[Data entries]
<<<<
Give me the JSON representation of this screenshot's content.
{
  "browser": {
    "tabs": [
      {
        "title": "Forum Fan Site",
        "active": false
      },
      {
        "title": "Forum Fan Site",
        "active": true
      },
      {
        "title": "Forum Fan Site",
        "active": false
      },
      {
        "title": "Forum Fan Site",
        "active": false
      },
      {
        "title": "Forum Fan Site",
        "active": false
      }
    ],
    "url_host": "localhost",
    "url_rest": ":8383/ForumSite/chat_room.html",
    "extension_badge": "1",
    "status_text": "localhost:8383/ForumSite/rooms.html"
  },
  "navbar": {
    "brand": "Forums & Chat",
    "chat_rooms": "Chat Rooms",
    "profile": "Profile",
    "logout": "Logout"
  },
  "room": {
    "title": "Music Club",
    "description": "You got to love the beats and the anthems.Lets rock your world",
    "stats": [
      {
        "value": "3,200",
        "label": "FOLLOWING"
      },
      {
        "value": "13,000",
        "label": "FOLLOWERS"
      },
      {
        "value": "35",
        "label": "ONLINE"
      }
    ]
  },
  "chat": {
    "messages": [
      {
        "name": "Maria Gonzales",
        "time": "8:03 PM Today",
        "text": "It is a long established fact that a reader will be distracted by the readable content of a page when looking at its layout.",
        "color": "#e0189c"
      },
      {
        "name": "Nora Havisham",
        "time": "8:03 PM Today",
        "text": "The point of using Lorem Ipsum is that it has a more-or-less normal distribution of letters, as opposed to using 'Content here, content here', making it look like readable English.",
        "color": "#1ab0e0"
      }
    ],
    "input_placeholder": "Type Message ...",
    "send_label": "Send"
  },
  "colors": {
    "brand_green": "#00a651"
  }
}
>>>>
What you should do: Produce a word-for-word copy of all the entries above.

Solution for this task:
Give me the JSON representation of this screenshot's content.
{
  "browser": {
    "tabs": [
      {
        "title": "Forum Fan Site",
        "active": false
      },
      {
        "title": "Forum Fan Site",
        "active": true
      },
      {
        "title": "Forum Fan Site",
        "active": false
      },
      {
        "title": "Forum Fan Site",
        "active": false
      },
      {
        "title": "Forum Fan Site",
        "active": false
      }
    ],
    "url_host": "localhost",
    "url_rest": ":8383/ForumSite/chat_room.html",
    "extension_badge": "1",
    "status_text": "localhost:8383/ForumSite/rooms.html"
  },
  "navbar": {
    "brand": "Forums & Chat",
    "chat_rooms": "Chat Rooms",
    "profile": "Profile",
    "logout": "Logout"
  },
  "room": {
    "title": "Music Club",
    "description": "You got to love the beats and the anthems.Lets rock your world",
    "stats": [
      {
        "value": "3,200",
        "label": "FOLLOWING"
      },
      {
        "value": "13,000",
        "label": "FOLLOWERS"
      },
      {
        "value": "35",
        "label": "ONLINE"
      }
    ]
  },
  "chat": {
    "messages": [
      {
        "name": "Maria Gonzales",
        "time": "8:03 PM Today",
        "text": "It is a long established fact that a reader will be distracted by the readable content of a page when looking at its layout.",
        "color": "#e0189c"
      },
      {
        "name": "Nora Havisham",
        "time": "8:03 PM Today",
        "text": "The point of using Lorem Ipsum is that it has a more-or-less normal distribution of letters, as opposed to using 'Content here, content here', making it look like readable English.",
        "color": "#1ab0e0"
      }
    ],
    "input_placeholder": "Type Message ...",
    "send_label": "Send"
  },
  "colors": {
    "brand_green": "#00a651"
  }
}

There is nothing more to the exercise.